TPS was granted to Nationals of Venezuela

We are happy that we now have a way to help Venezuelans who are in the U.S. but afraid to return to Venezuela. 

Temporary Protected Status (TPS) is a temporary immigration status given to eligible nationals of designated countries who are present in the United States. The status allows persons to live and work in the United States for specified limited times. If you have TPS, you are not undocumented, but you are also not a legal resident, a green card holder, or a U.S. citizen. It grants you legal protection for the designated time but is often repeatedly extended. While on TPS, you may qualify for legal residence through a petition by a close relative or by a prospective employer. With TPS, you may also apply for “Advance Parole” which allows you to travel out of the U.S. and return to TPS status.  

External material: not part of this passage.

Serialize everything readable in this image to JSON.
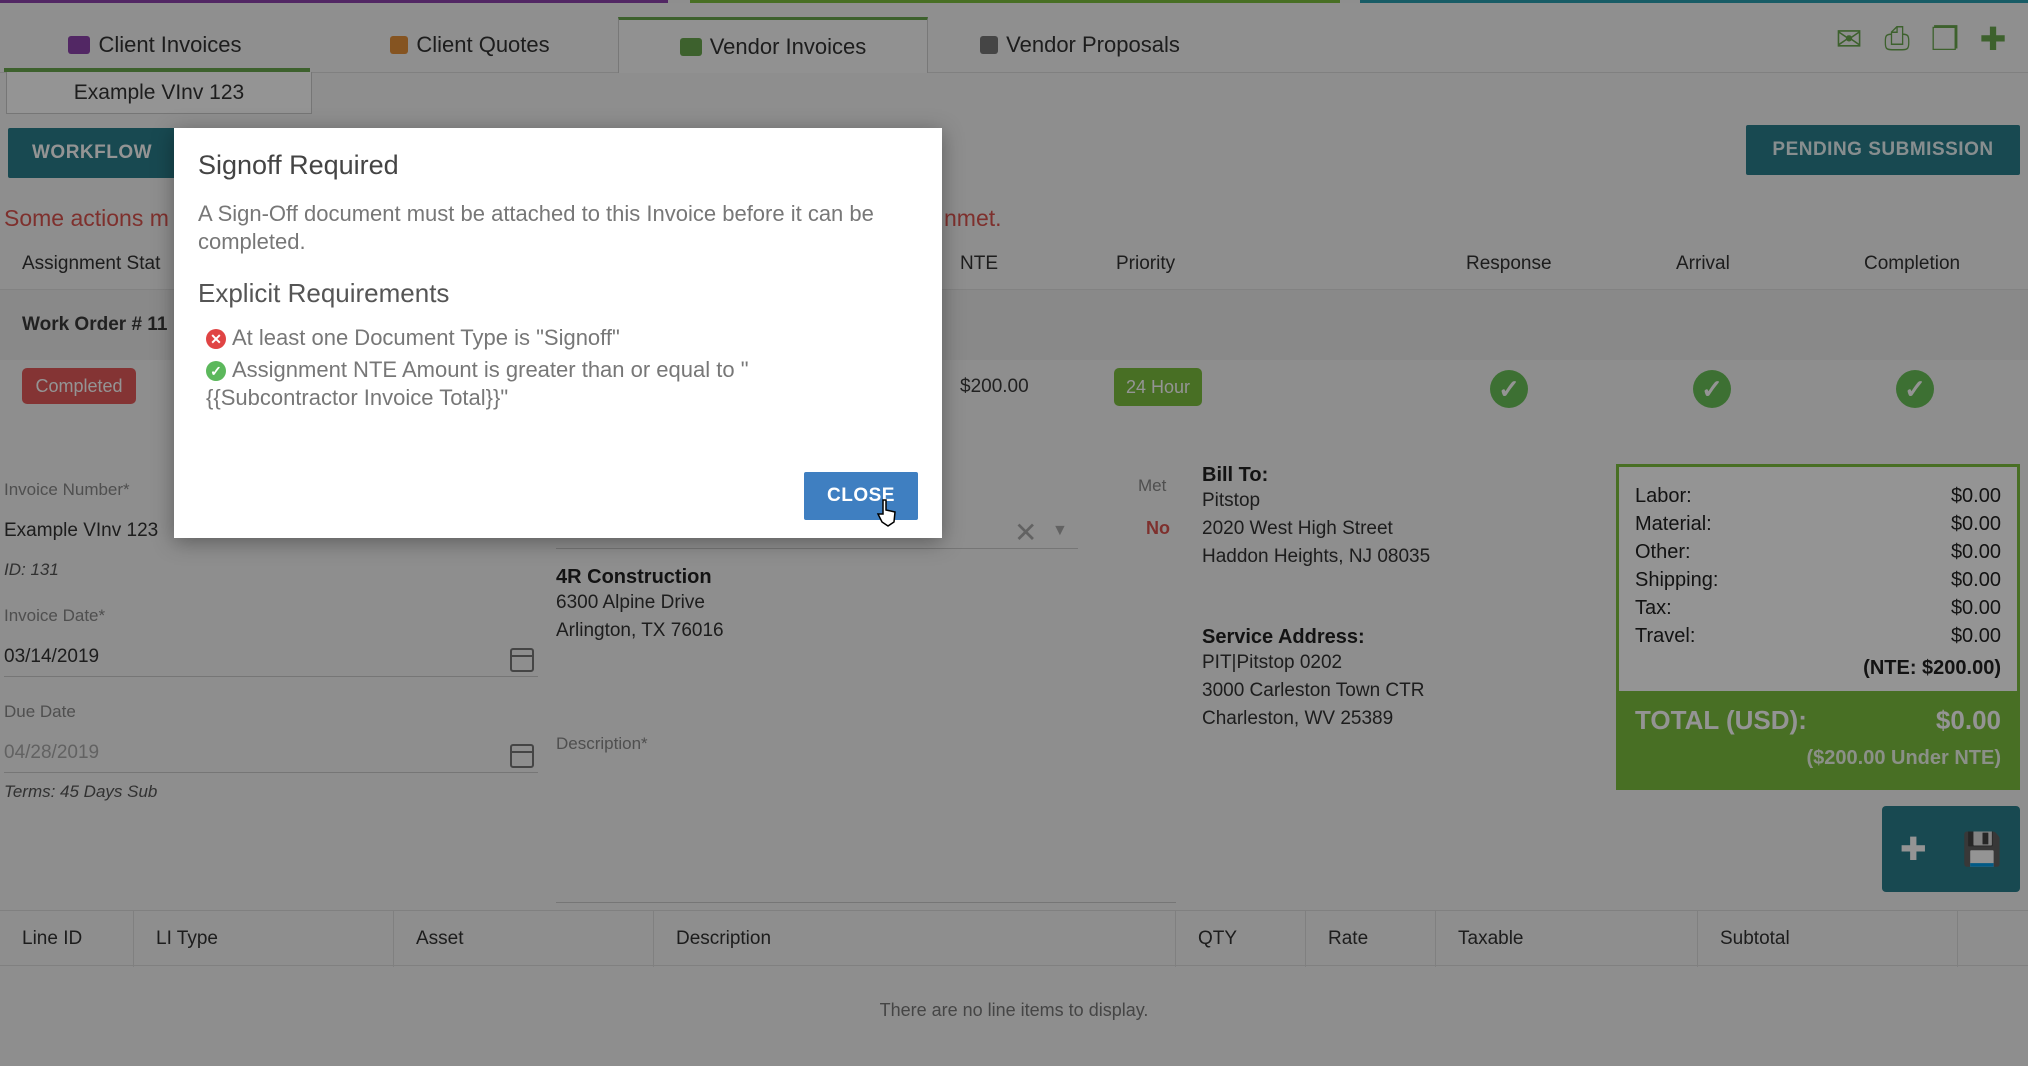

The reason that Venezuelans were granted TPS is that Venezuela is experiencing an extraordinary economic and political crisis. Representatives in the United Nations and the Organization of American States have called it a humanitarian crisis. The estimate of the United Nations Commission for Latin America is that the economy this year contracted by 30%. Those who disagree with the government in power also experience political repression. Crimes, including homicide, are climbing sharply.  Venezuelans have pouring out of the country. In the last 10 years, about 18% of the country’s population have fled for safety. I have seen estimates that there are about 300,000 Venezuelans living in the U.S. with most concentrated in South Florida. 

Many Venezuelans have dual citizenship with Spain or Italy and have asked if they are eligible for TPS. This is a tricky point of law but to simplify it – You can qualify if you have not “firmly resettled” in another country. This is something that requires a careful, individualized analysis. 

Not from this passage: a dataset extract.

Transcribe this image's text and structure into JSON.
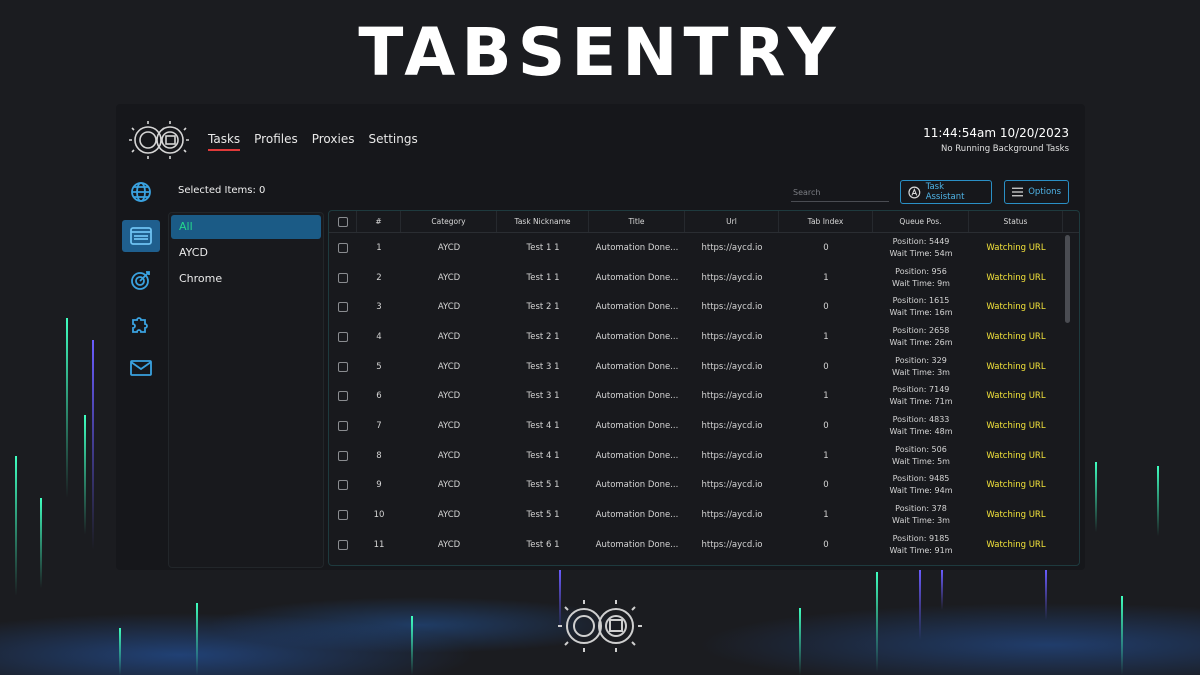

Secretary of Homeland Security Alejandro Mayorkas designated Venezuela for Temporary Protected Status (TPS) for 18 months, effective March 9, 2021, through Sept. 9, 2022. Venezuelan nationals and individuals having no nationality who last habitually resided in Venezuela may submit an initial registration application under the designation for TPS for Venezuela during the 180-day registration period that begins March 9, 2021, and ends on Sept. 5, 2021, and apply for an Employment Authorization Document (EAD). 

For Venezuelans to be eligible for TPS, you must:

  • Be a national of a Venezuela or a person without nationality who last habitually resided in Venezuela.
  • File during the initial registration period – March 9, 2021 through September 5, 2021
  • Have been continuously physically present in the United States since March 8, 2021; and
  • Have been continuously residing in the United States since March 9, 2021. The law allows an exception to the continuous physical presence and continuous residence requirements for brief, casual and innocent departures from the United States.

You may not be eligible for TPS if you:

  • Have been convicted of any felony or two or more misdemeanors committed in the United States;
  • Are found inadmissible as an immigrant under certain grounds including non-waivable criminal and security-related grounds;
  • Are subject to any of the mandatory bars to asylum. These include, but are not limited to, participating in the persecution of another individual or engaging in or inciting terrorist activity.

We are especially happy that our Venezuelan clients (and prospective clients) have this option that will allow them to legally remain in the U.S., obtain work permission and obtain permission to travel.

Linda M Kaplan